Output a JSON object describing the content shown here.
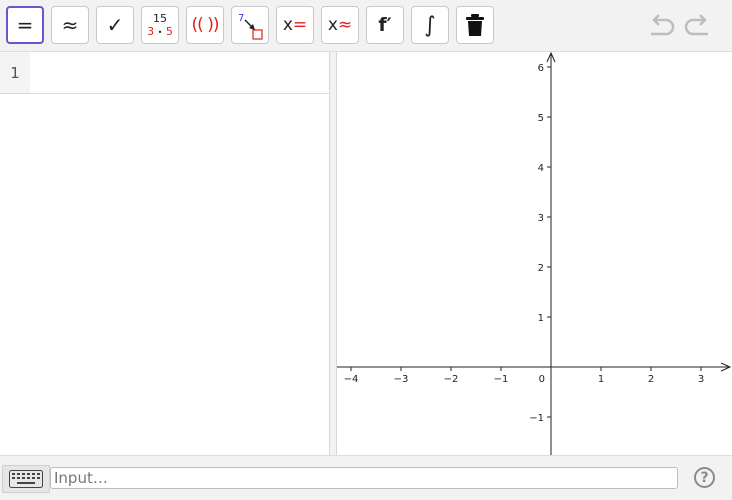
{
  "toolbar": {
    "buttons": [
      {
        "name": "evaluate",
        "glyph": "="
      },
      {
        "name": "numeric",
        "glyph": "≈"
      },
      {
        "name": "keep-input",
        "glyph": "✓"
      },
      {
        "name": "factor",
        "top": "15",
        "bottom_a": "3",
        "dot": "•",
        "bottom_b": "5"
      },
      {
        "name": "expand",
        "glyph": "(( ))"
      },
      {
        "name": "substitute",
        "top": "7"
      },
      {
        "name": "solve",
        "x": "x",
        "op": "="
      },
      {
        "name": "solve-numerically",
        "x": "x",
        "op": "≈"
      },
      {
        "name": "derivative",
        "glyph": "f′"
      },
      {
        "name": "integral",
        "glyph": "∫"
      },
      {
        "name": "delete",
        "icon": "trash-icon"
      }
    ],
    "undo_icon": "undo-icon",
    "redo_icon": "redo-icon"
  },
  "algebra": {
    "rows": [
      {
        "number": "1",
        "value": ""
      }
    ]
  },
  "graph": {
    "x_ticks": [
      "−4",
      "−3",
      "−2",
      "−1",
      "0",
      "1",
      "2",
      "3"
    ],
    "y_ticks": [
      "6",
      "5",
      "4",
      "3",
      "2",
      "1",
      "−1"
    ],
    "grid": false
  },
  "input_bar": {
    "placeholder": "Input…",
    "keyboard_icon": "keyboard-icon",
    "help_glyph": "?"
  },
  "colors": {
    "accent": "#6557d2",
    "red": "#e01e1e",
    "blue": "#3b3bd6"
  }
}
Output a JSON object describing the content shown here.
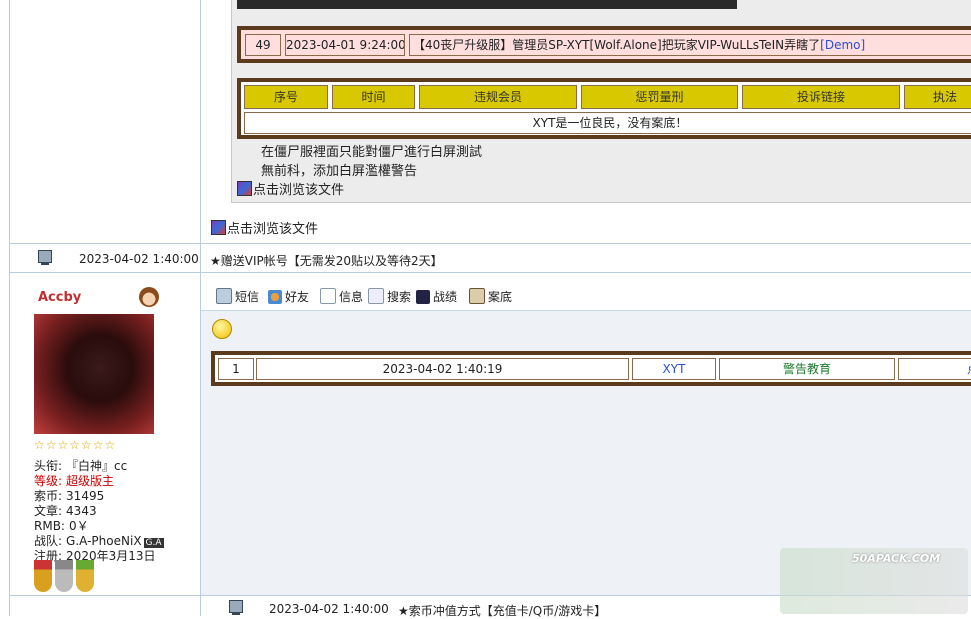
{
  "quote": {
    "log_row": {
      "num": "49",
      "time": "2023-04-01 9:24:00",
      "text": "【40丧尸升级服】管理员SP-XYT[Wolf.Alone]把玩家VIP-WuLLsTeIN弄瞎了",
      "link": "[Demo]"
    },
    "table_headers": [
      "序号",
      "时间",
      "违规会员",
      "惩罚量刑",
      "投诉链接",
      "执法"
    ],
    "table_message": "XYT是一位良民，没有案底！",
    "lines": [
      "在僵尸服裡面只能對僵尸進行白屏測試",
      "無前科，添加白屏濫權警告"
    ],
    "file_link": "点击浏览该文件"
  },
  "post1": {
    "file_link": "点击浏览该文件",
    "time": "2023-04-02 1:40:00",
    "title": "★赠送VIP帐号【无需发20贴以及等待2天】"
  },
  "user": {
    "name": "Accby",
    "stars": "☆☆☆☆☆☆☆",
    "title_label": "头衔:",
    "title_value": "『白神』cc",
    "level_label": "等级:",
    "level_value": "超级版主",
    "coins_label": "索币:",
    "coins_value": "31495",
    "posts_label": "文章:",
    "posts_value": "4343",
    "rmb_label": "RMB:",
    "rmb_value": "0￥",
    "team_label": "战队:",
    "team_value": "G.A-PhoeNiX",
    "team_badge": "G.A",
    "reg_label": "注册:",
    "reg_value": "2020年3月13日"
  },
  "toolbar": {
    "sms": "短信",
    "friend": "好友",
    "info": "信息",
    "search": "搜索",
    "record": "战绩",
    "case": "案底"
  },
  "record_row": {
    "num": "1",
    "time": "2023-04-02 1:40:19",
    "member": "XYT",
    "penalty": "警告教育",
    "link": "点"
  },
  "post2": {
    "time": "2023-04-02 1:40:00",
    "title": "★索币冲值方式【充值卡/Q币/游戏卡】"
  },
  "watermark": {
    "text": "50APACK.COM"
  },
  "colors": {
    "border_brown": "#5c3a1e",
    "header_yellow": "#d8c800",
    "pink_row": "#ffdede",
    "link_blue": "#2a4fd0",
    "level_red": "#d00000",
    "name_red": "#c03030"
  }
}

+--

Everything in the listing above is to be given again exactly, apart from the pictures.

Response to the exercise:
Output a JSON object describing the content shown here.
{
  "toolbar": {
    "buttons": [
      {
        "name": "evaluate",
        "glyph": "="
      },
      {
        "name": "numeric",
        "glyph": "≈"
      },
      {
        "name": "keep-input",
        "glyph": "✓"
      },
      {
        "name": "factor",
        "top": "15",
        "bottom_a": "3",
        "dot": "•",
        "bottom_b": "5"
      },
      {
        "name": "expand",
        "glyph": "(( ))"
      },
      {
        "name": "substitute",
        "top": "7"
      },
      {
        "name": "solve",
        "x": "x",
        "op": "="
      },
      {
        "name": "solve-numerically",
        "x": "x",
        "op": "≈"
      },
      {
        "name": "derivative",
        "glyph": "f′"
      },
      {
        "name": "integral",
        "glyph": "∫"
      },
      {
        "name": "delete",
        "icon": "trash-icon"
      }
    ],
    "undo_icon": "undo-icon",
    "redo_icon": "redo-icon"
  },
  "algebra": {
    "rows": [
      {
        "number": "1",
        "value": ""
      }
    ]
  },
  "graph": {
    "x_ticks": [
      "−4",
      "−3",
      "−2",
      "−1",
      "0",
      "1",
      "2",
      "3"
    ],
    "y_ticks": [
      "6",
      "5",
      "4",
      "3",
      "2",
      "1",
      "−1"
    ],
    "grid": false
  },
  "input_bar": {
    "placeholder": "Input…",
    "keyboard_icon": "keyboard-icon",
    "help_glyph": "?"
  },
  "colors": {
    "accent": "#6557d2",
    "red": "#e01e1e",
    "blue": "#3b3bd6"
  }
}
Output a JSON object describing the content shown here.
{
  "quote": {
    "log_row": {
      "num": "49",
      "time": "2023-04-01 9:24:00",
      "text": "【40丧尸升级服】管理员SP-XYT[Wolf.Alone]把玩家VIP-WuLLsTeIN弄瞎了",
      "link": "[Demo]"
    },
    "table_headers": [
      "序号",
      "时间",
      "违规会员",
      "惩罚量刑",
      "投诉链接",
      "执法"
    ],
    "table_message": "XYT是一位良民，没有案底！",
    "lines": [
      "在僵尸服裡面只能對僵尸進行白屏測試",
      "無前科，添加白屏濫權警告"
    ],
    "file_link": "点击浏览该文件"
  },
  "post1": {
    "file_link": "点击浏览该文件",
    "time": "2023-04-02 1:40:00",
    "title": "★赠送VIP帐号【无需发20贴以及等待2天】"
  },
  "user": {
    "name": "Accby",
    "stars": "☆☆☆☆☆☆☆",
    "title_label": "头衔:",
    "title_value": "『白神』cc",
    "level_label": "等级:",
    "level_value": "超级版主",
    "coins_label": "索币:",
    "coins_value": "31495",
    "posts_label": "文章:",
    "posts_value": "4343",
    "rmb_label": "RMB:",
    "rmb_value": "0￥",
    "team_label": "战队:",
    "team_value": "G.A-PhoeNiX",
    "team_badge": "G.A",
    "reg_label": "注册:",
    "reg_value": "2020年3月13日"
  },
  "toolbar": {
    "sms": "短信",
    "friend": "好友",
    "info": "信息",
    "search": "搜索",
    "record": "战绩",
    "case": "案底"
  },
  "record_row": {
    "num": "1",
    "time": "2023-04-02 1:40:19",
    "member": "XYT",
    "penalty": "警告教育",
    "link": "点"
  },
  "post2": {
    "time": "2023-04-02 1:40:00",
    "title": "★索币冲值方式【充值卡/Q币/游戏卡】"
  },
  "watermark": {
    "text": "50APACK.COM"
  },
  "colors": {
    "border_brown": "#5c3a1e",
    "header_yellow": "#d8c800",
    "pink_row": "#ffdede",
    "link_blue": "#2a4fd0",
    "level_red": "#d00000",
    "name_red": "#c03030"
  }
}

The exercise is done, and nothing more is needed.